→ **Data to examine**:
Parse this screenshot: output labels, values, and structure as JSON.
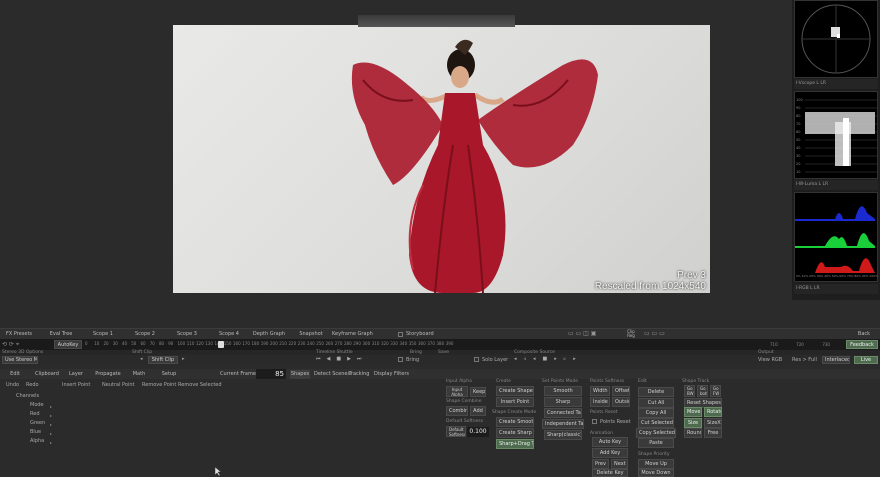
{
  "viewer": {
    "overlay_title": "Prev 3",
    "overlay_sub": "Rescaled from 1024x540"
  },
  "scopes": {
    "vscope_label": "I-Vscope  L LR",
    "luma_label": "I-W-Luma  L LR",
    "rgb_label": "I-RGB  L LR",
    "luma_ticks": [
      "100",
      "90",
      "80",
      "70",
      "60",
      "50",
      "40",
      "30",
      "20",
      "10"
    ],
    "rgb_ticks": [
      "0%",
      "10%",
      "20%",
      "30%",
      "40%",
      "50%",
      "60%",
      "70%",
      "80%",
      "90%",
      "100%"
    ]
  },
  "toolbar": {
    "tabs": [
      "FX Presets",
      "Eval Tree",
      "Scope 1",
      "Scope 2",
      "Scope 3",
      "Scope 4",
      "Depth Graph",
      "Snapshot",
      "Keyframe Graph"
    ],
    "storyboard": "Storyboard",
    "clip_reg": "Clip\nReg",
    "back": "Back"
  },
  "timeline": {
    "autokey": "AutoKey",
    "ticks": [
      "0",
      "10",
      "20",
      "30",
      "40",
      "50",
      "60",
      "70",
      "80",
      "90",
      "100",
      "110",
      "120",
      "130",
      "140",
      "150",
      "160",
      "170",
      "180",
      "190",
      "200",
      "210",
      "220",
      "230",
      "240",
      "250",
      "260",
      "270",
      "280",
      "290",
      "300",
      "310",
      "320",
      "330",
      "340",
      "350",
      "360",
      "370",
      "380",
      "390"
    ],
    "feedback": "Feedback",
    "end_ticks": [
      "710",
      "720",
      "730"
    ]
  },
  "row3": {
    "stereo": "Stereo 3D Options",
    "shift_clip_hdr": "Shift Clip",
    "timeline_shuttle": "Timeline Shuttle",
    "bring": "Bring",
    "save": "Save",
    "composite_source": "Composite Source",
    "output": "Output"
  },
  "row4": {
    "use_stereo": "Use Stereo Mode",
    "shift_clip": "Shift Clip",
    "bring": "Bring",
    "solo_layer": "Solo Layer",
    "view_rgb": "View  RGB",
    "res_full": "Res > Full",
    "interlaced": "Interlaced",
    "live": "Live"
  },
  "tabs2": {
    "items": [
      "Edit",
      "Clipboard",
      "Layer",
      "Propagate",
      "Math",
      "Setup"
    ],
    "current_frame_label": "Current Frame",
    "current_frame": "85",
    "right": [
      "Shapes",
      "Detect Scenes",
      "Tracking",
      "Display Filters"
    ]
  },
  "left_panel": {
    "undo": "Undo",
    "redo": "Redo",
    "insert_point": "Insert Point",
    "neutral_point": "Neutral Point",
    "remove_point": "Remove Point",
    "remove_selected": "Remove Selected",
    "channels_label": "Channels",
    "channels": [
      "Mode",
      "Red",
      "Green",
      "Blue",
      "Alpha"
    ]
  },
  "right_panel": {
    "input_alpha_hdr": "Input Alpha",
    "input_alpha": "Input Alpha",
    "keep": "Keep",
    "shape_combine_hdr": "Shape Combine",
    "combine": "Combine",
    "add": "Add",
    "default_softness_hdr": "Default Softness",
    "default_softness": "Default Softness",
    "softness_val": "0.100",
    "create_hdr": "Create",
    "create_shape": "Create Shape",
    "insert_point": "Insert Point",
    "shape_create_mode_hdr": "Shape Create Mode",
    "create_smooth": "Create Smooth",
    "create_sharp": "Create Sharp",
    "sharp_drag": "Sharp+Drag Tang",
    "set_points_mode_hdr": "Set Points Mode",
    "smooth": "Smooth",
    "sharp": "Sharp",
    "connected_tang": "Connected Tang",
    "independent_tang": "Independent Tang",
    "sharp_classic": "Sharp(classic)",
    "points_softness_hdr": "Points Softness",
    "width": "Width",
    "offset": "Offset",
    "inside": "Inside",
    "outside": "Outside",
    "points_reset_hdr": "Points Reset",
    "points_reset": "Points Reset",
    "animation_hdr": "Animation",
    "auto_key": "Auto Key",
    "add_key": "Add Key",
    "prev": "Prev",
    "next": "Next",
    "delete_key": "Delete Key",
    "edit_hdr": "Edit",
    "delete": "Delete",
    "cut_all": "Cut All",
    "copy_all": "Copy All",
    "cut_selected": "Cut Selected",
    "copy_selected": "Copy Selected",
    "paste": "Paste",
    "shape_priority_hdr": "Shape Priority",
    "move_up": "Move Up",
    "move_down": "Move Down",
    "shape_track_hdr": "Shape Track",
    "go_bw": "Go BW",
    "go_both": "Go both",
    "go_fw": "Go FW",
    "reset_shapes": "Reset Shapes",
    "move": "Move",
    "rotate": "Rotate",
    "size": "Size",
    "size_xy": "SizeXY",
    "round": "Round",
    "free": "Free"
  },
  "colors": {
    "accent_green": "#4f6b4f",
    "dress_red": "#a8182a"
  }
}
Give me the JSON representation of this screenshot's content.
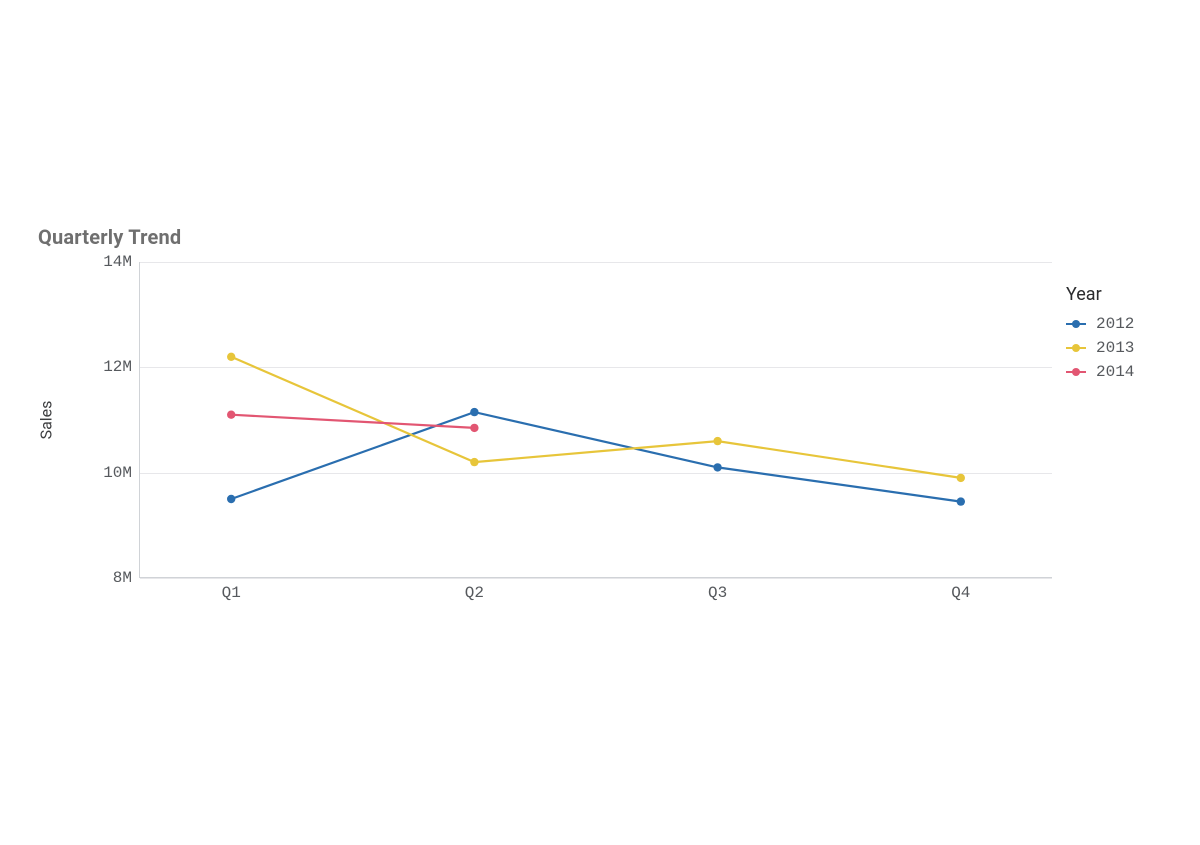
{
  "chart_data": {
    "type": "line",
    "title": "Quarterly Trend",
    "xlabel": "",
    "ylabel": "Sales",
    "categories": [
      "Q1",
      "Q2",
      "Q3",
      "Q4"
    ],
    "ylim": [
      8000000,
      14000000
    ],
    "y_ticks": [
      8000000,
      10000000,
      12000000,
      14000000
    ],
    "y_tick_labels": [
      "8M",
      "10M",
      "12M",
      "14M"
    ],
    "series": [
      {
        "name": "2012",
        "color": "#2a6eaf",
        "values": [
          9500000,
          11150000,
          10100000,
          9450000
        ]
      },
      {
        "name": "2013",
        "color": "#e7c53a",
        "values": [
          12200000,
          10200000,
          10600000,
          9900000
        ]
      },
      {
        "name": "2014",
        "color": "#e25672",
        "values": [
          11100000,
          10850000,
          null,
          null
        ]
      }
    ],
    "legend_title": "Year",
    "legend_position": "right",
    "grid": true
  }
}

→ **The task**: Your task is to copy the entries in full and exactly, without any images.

→ **Task answer**:
Parse this screenshot: output labels, values, and structure as JSON.
{
  "viewer": {
    "overlay_title": "Prev 3",
    "overlay_sub": "Rescaled from 1024x540"
  },
  "scopes": {
    "vscope_label": "I-Vscope  L LR",
    "luma_label": "I-W-Luma  L LR",
    "rgb_label": "I-RGB  L LR",
    "luma_ticks": [
      "100",
      "90",
      "80",
      "70",
      "60",
      "50",
      "40",
      "30",
      "20",
      "10"
    ],
    "rgb_ticks": [
      "0%",
      "10%",
      "20%",
      "30%",
      "40%",
      "50%",
      "60%",
      "70%",
      "80%",
      "90%",
      "100%"
    ]
  },
  "toolbar": {
    "tabs": [
      "FX Presets",
      "Eval Tree",
      "Scope 1",
      "Scope 2",
      "Scope 3",
      "Scope 4",
      "Depth Graph",
      "Snapshot",
      "Keyframe Graph"
    ],
    "storyboard": "Storyboard",
    "clip_reg": "Clip\nReg",
    "back": "Back"
  },
  "timeline": {
    "autokey": "AutoKey",
    "ticks": [
      "0",
      "10",
      "20",
      "30",
      "40",
      "50",
      "60",
      "70",
      "80",
      "90",
      "100",
      "110",
      "120",
      "130",
      "140",
      "150",
      "160",
      "170",
      "180",
      "190",
      "200",
      "210",
      "220",
      "230",
      "240",
      "250",
      "260",
      "270",
      "280",
      "290",
      "300",
      "310",
      "320",
      "330",
      "340",
      "350",
      "360",
      "370",
      "380",
      "390"
    ],
    "feedback": "Feedback",
    "end_ticks": [
      "710",
      "720",
      "730"
    ]
  },
  "row3": {
    "stereo": "Stereo 3D Options",
    "shift_clip_hdr": "Shift Clip",
    "timeline_shuttle": "Timeline Shuttle",
    "bring": "Bring",
    "save": "Save",
    "composite_source": "Composite Source",
    "output": "Output"
  },
  "row4": {
    "use_stereo": "Use Stereo Mode",
    "shift_clip": "Shift Clip",
    "bring": "Bring",
    "solo_layer": "Solo Layer",
    "view_rgb": "View  RGB",
    "res_full": "Res > Full",
    "interlaced": "Interlaced",
    "live": "Live"
  },
  "tabs2": {
    "items": [
      "Edit",
      "Clipboard",
      "Layer",
      "Propagate",
      "Math",
      "Setup"
    ],
    "current_frame_label": "Current Frame",
    "current_frame": "85",
    "right": [
      "Shapes",
      "Detect Scenes",
      "Tracking",
      "Display Filters"
    ]
  },
  "left_panel": {
    "undo": "Undo",
    "redo": "Redo",
    "insert_point": "Insert Point",
    "neutral_point": "Neutral Point",
    "remove_point": "Remove Point",
    "remove_selected": "Remove Selected",
    "channels_label": "Channels",
    "channels": [
      "Mode",
      "Red",
      "Green",
      "Blue",
      "Alpha"
    ]
  },
  "right_panel": {
    "input_alpha_hdr": "Input Alpha",
    "input_alpha": "Input Alpha",
    "keep": "Keep",
    "shape_combine_hdr": "Shape Combine",
    "combine": "Combine",
    "add": "Add",
    "default_softness_hdr": "Default Softness",
    "default_softness": "Default Softness",
    "softness_val": "0.100",
    "create_hdr": "Create",
    "create_shape": "Create Shape",
    "insert_point": "Insert Point",
    "shape_create_mode_hdr": "Shape Create Mode",
    "create_smooth": "Create Smooth",
    "create_sharp": "Create Sharp",
    "sharp_drag": "Sharp+Drag Tang",
    "set_points_mode_hdr": "Set Points Mode",
    "smooth": "Smooth",
    "sharp": "Sharp",
    "connected_tang": "Connected Tang",
    "independent_tang": "Independent Tang",
    "sharp_classic": "Sharp(classic)",
    "points_softness_hdr": "Points Softness",
    "width": "Width",
    "offset": "Offset",
    "inside": "Inside",
    "outside": "Outside",
    "points_reset_hdr": "Points Reset",
    "points_reset": "Points Reset",
    "animation_hdr": "Animation",
    "auto_key": "Auto Key",
    "add_key": "Add Key",
    "prev": "Prev",
    "next": "Next",
    "delete_key": "Delete Key",
    "edit_hdr": "Edit",
    "delete": "Delete",
    "cut_all": "Cut All",
    "copy_all": "Copy All",
    "cut_selected": "Cut Selected",
    "copy_selected": "Copy Selected",
    "paste": "Paste",
    "shape_priority_hdr": "Shape Priority",
    "move_up": "Move Up",
    "move_down": "Move Down",
    "shape_track_hdr": "Shape Track",
    "go_bw": "Go BW",
    "go_both": "Go both",
    "go_fw": "Go FW",
    "reset_shapes": "Reset Shapes",
    "move": "Move",
    "rotate": "Rotate",
    "size": "Size",
    "size_xy": "SizeXY",
    "round": "Round",
    "free": "Free"
  },
  "colors": {
    "accent_green": "#4f6b4f",
    "dress_red": "#a8182a"
  }
}
Give me the JSON representation of this screenshot's content.
{
  "chart_data": {
    "type": "line",
    "title": "Quarterly Trend",
    "xlabel": "",
    "ylabel": "Sales",
    "categories": [
      "Q1",
      "Q2",
      "Q3",
      "Q4"
    ],
    "ylim": [
      8000000,
      14000000
    ],
    "y_ticks": [
      8000000,
      10000000,
      12000000,
      14000000
    ],
    "y_tick_labels": [
      "8M",
      "10M",
      "12M",
      "14M"
    ],
    "series": [
      {
        "name": "2012",
        "color": "#2a6eaf",
        "values": [
          9500000,
          11150000,
          10100000,
          9450000
        ]
      },
      {
        "name": "2013",
        "color": "#e7c53a",
        "values": [
          12200000,
          10200000,
          10600000,
          9900000
        ]
      },
      {
        "name": "2014",
        "color": "#e25672",
        "values": [
          11100000,
          10850000,
          null,
          null
        ]
      }
    ],
    "legend_title": "Year",
    "legend_position": "right",
    "grid": true
  }
}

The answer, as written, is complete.